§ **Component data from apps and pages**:
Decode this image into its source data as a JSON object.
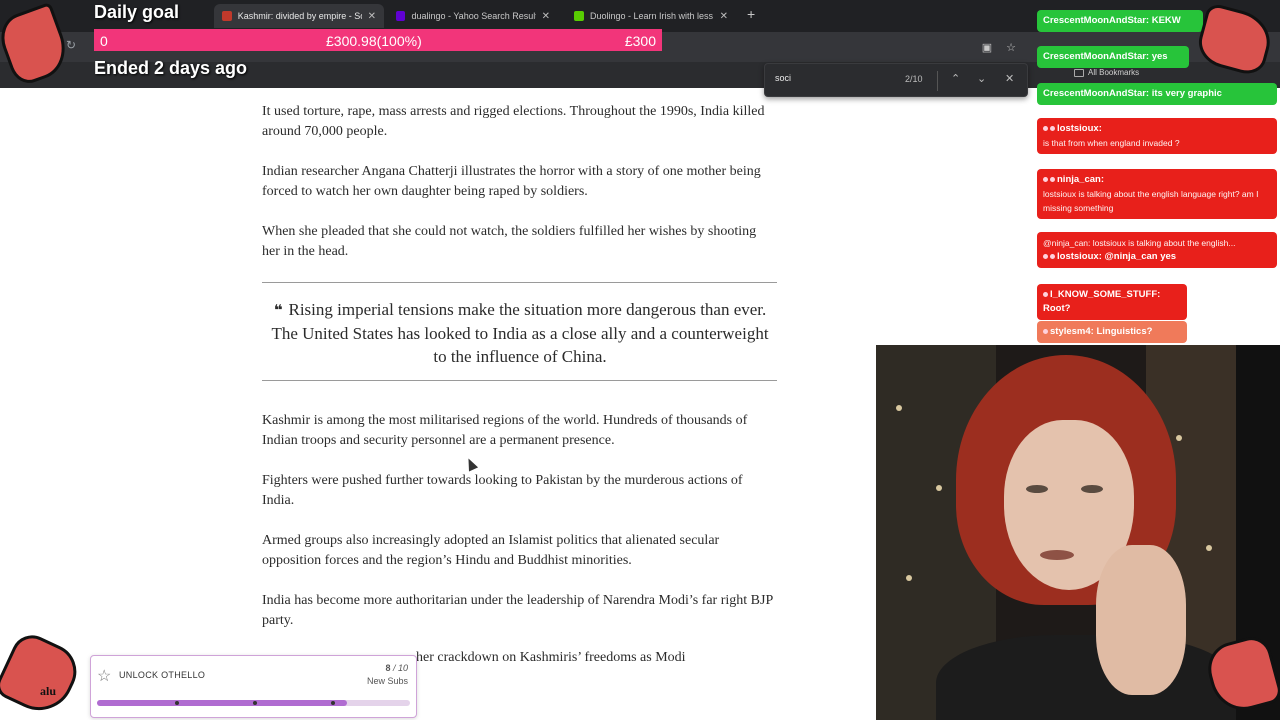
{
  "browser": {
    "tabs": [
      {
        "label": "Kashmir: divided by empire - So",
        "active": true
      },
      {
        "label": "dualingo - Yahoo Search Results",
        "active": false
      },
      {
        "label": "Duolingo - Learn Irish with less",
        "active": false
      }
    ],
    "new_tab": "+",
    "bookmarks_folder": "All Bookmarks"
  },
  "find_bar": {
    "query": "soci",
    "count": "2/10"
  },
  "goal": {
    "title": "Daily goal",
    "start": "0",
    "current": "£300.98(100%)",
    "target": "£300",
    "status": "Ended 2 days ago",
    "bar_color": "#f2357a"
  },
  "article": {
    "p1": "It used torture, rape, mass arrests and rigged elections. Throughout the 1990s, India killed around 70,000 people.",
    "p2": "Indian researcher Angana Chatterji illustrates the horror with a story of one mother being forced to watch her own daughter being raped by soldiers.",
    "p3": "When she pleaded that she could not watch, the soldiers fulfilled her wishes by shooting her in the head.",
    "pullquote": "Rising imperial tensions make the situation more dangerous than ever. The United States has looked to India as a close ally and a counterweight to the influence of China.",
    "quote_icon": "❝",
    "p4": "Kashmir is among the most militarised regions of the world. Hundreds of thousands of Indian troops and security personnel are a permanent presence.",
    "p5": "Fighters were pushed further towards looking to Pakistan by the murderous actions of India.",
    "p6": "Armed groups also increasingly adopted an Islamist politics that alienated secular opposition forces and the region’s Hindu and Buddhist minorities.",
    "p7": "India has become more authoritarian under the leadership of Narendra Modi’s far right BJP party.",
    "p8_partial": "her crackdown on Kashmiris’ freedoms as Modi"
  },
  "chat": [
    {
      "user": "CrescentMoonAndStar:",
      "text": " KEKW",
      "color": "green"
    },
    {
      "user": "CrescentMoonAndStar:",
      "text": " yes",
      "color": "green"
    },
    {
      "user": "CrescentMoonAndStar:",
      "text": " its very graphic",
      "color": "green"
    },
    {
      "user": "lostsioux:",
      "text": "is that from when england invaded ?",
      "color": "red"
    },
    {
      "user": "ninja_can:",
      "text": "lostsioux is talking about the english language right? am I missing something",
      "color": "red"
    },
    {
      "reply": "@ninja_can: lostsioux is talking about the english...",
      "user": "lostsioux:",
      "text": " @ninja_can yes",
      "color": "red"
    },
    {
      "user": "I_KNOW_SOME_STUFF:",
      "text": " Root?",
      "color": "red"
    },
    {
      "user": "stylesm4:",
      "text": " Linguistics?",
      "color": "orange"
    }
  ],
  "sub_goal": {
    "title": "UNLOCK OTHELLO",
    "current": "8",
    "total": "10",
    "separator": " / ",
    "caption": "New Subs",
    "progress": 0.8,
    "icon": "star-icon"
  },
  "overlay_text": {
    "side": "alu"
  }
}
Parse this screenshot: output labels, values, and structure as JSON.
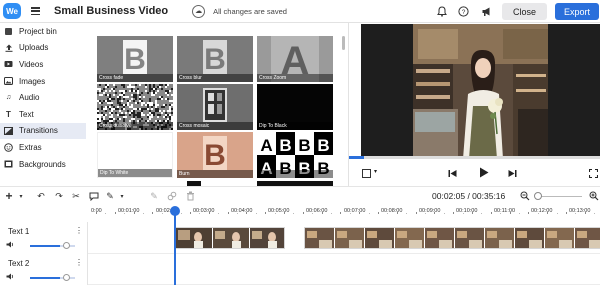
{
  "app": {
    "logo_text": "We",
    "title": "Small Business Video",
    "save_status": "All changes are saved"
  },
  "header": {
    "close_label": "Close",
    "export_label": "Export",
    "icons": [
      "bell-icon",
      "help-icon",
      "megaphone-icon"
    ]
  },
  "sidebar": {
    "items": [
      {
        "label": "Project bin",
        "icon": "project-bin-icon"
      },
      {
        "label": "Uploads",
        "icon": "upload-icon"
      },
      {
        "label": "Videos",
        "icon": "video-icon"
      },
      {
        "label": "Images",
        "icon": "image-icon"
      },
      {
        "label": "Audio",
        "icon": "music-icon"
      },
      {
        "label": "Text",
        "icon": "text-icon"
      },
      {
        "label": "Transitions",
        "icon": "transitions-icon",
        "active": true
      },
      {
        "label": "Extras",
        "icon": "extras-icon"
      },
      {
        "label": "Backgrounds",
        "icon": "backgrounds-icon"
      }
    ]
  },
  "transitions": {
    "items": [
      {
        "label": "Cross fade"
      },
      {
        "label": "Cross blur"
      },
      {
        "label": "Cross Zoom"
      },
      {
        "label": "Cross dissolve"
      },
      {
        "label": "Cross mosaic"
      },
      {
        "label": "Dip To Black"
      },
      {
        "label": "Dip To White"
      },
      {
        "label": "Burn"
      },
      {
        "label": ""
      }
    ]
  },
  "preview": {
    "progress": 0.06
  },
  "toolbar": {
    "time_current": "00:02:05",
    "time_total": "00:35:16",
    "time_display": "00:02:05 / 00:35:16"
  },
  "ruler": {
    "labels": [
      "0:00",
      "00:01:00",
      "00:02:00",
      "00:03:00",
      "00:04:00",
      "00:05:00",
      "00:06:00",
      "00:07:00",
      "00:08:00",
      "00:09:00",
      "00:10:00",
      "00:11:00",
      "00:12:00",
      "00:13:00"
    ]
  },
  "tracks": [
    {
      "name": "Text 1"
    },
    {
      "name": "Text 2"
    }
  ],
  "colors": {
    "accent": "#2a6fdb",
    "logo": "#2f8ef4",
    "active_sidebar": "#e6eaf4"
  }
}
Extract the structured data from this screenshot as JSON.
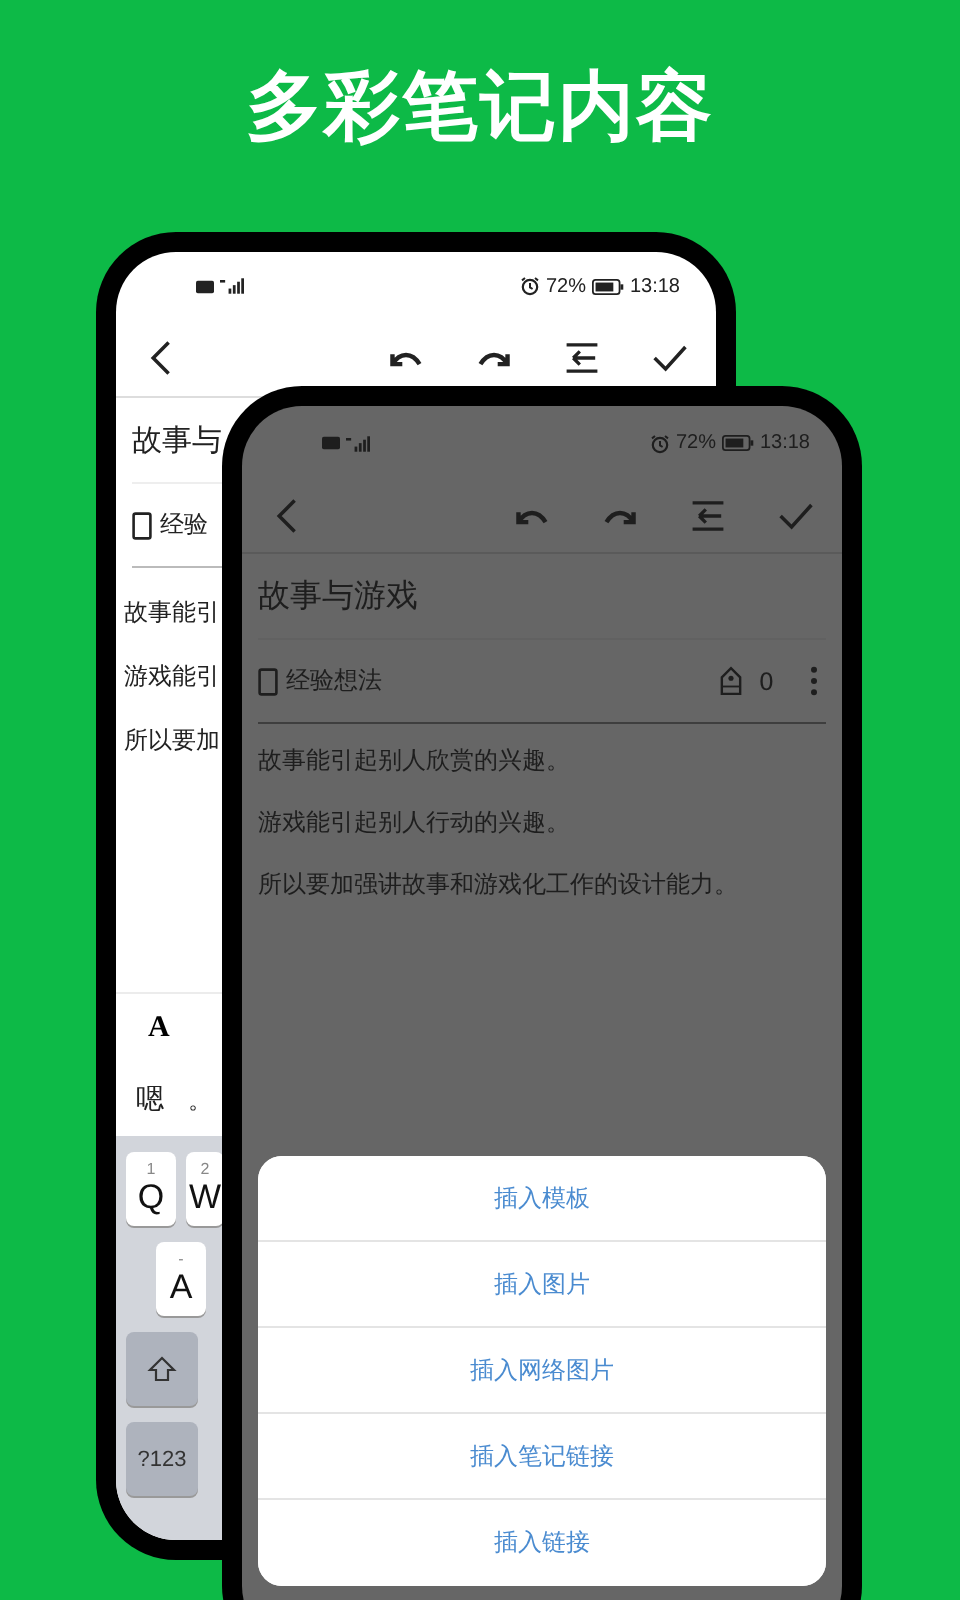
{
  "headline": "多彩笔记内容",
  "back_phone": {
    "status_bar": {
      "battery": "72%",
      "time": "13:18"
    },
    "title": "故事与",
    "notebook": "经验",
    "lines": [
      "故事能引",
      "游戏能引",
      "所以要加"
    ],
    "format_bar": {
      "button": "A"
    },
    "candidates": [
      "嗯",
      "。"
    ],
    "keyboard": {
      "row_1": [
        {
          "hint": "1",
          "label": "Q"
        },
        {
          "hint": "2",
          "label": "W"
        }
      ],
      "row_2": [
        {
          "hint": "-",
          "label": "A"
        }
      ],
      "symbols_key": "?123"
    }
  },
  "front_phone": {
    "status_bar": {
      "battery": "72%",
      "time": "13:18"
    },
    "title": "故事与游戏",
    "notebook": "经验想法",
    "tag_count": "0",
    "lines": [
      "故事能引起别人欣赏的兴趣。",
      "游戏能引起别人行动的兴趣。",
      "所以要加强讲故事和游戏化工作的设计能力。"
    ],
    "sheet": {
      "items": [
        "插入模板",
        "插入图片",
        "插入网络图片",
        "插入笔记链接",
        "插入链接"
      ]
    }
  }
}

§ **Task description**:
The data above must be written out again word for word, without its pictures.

§ **Result**:
Decode this image into its source data as a JSON object.
{
  "browser": {
    "tabs": [
      {
        "label": "Kashmir: divided by empire - So",
        "active": true
      },
      {
        "label": "dualingo - Yahoo Search Results",
        "active": false
      },
      {
        "label": "Duolingo - Learn Irish with less",
        "active": false
      }
    ],
    "new_tab": "+",
    "bookmarks_folder": "All Bookmarks"
  },
  "find_bar": {
    "query": "soci",
    "count": "2/10"
  },
  "goal": {
    "title": "Daily goal",
    "start": "0",
    "current": "£300.98(100%)",
    "target": "£300",
    "status": "Ended 2 days ago",
    "bar_color": "#f2357a"
  },
  "article": {
    "p1": "It used torture, rape, mass arrests and rigged elections. Throughout the 1990s, India killed around 70,000 people.",
    "p2": "Indian researcher Angana Chatterji illustrates the horror with a story of one mother being forced to watch her own daughter being raped by soldiers.",
    "p3": "When she pleaded that she could not watch, the soldiers fulfilled her wishes by shooting her in the head.",
    "pullquote": "Rising imperial tensions make the situation more dangerous than ever. The United States has looked to India as a close ally and a counterweight to the influence of China.",
    "quote_icon": "❝",
    "p4": "Kashmir is among the most militarised regions of the world. Hundreds of thousands of Indian troops and security personnel are a permanent presence.",
    "p5": "Fighters were pushed further towards looking to Pakistan by the murderous actions of India.",
    "p6": "Armed groups also increasingly adopted an Islamist politics that alienated secular opposition forces and the region’s Hindu and Buddhist minorities.",
    "p7": "India has become more authoritarian under the leadership of Narendra Modi’s far right BJP party.",
    "p8_partial": "her crackdown on Kashmiris’ freedoms as Modi"
  },
  "chat": [
    {
      "user": "CrescentMoonAndStar:",
      "text": " KEKW",
      "color": "green"
    },
    {
      "user": "CrescentMoonAndStar:",
      "text": " yes",
      "color": "green"
    },
    {
      "user": "CrescentMoonAndStar:",
      "text": " its very graphic",
      "color": "green"
    },
    {
      "user": "lostsioux:",
      "text": "is that from when england invaded ?",
      "color": "red"
    },
    {
      "user": "ninja_can:",
      "text": "lostsioux is talking about the english language right? am I missing something",
      "color": "red"
    },
    {
      "reply": "@ninja_can: lostsioux is talking about the english...",
      "user": "lostsioux:",
      "text": " @ninja_can yes",
      "color": "red"
    },
    {
      "user": "I_KNOW_SOME_STUFF:",
      "text": " Root?",
      "color": "red"
    },
    {
      "user": "stylesm4:",
      "text": " Linguistics?",
      "color": "orange"
    }
  ],
  "sub_goal": {
    "title": "UNLOCK OTHELLO",
    "current": "8",
    "total": "10",
    "separator": " / ",
    "caption": "New Subs",
    "progress": 0.8,
    "icon": "star-icon"
  },
  "overlay_text": {
    "side": "alu"
  }
}
Parse this screenshot: output labels, values, and structure as JSON.
{
  "app": {
    "logo_text": "We",
    "title": "Small Business Video",
    "save_status": "All changes are saved"
  },
  "header": {
    "close_label": "Close",
    "export_label": "Export",
    "icons": [
      "bell-icon",
      "help-icon",
      "megaphone-icon"
    ]
  },
  "sidebar": {
    "items": [
      {
        "label": "Project bin",
        "icon": "project-bin-icon"
      },
      {
        "label": "Uploads",
        "icon": "upload-icon"
      },
      {
        "label": "Videos",
        "icon": "video-icon"
      },
      {
        "label": "Images",
        "icon": "image-icon"
      },
      {
        "label": "Audio",
        "icon": "music-icon"
      },
      {
        "label": "Text",
        "icon": "text-icon"
      },
      {
        "label": "Transitions",
        "icon": "transitions-icon",
        "active": true
      },
      {
        "label": "Extras",
        "icon": "extras-icon"
      },
      {
        "label": "Backgrounds",
        "icon": "backgrounds-icon"
      }
    ]
  },
  "transitions": {
    "items": [
      {
        "label": "Cross fade"
      },
      {
        "label": "Cross blur"
      },
      {
        "label": "Cross Zoom"
      },
      {
        "label": "Cross dissolve"
      },
      {
        "label": "Cross mosaic"
      },
      {
        "label": "Dip To Black"
      },
      {
        "label": "Dip To White"
      },
      {
        "label": "Burn"
      },
      {
        "label": ""
      }
    ]
  },
  "preview": {
    "progress": 0.06
  },
  "toolbar": {
    "time_current": "00:02:05",
    "time_total": "00:35:16",
    "time_display": "00:02:05 / 00:35:16"
  },
  "ruler": {
    "labels": [
      "0:00",
      "00:01:00",
      "00:02:00",
      "00:03:00",
      "00:04:00",
      "00:05:00",
      "00:06:00",
      "00:07:00",
      "00:08:00",
      "00:09:00",
      "00:10:00",
      "00:11:00",
      "00:12:00",
      "00:13:00"
    ]
  },
  "tracks": [
    {
      "name": "Text 1"
    },
    {
      "name": "Text 2"
    }
  ],
  "colors": {
    "accent": "#2a6fdb",
    "logo": "#2f8ef4",
    "active_sidebar": "#e6eaf4"
  }
}
Extract the structured data from this screenshot as JSON.
{
  "headline": "多彩笔记内容",
  "back_phone": {
    "status_bar": {
      "battery": "72%",
      "time": "13:18"
    },
    "title": "故事与",
    "notebook": "经验",
    "lines": [
      "故事能引",
      "游戏能引",
      "所以要加"
    ],
    "format_bar": {
      "button": "A"
    },
    "candidates": [
      "嗯",
      "。"
    ],
    "keyboard": {
      "row_1": [
        {
          "hint": "1",
          "label": "Q"
        },
        {
          "hint": "2",
          "label": "W"
        }
      ],
      "row_2": [
        {
          "hint": "-",
          "label": "A"
        }
      ],
      "symbols_key": "?123"
    }
  },
  "front_phone": {
    "status_bar": {
      "battery": "72%",
      "time": "13:18"
    },
    "title": "故事与游戏",
    "notebook": "经验想法",
    "tag_count": "0",
    "lines": [
      "故事能引起别人欣赏的兴趣。",
      "游戏能引起别人行动的兴趣。",
      "所以要加强讲故事和游戏化工作的设计能力。"
    ],
    "sheet": {
      "items": [
        "插入模板",
        "插入图片",
        "插入网络图片",
        "插入笔记链接",
        "插入链接"
      ]
    }
  }
}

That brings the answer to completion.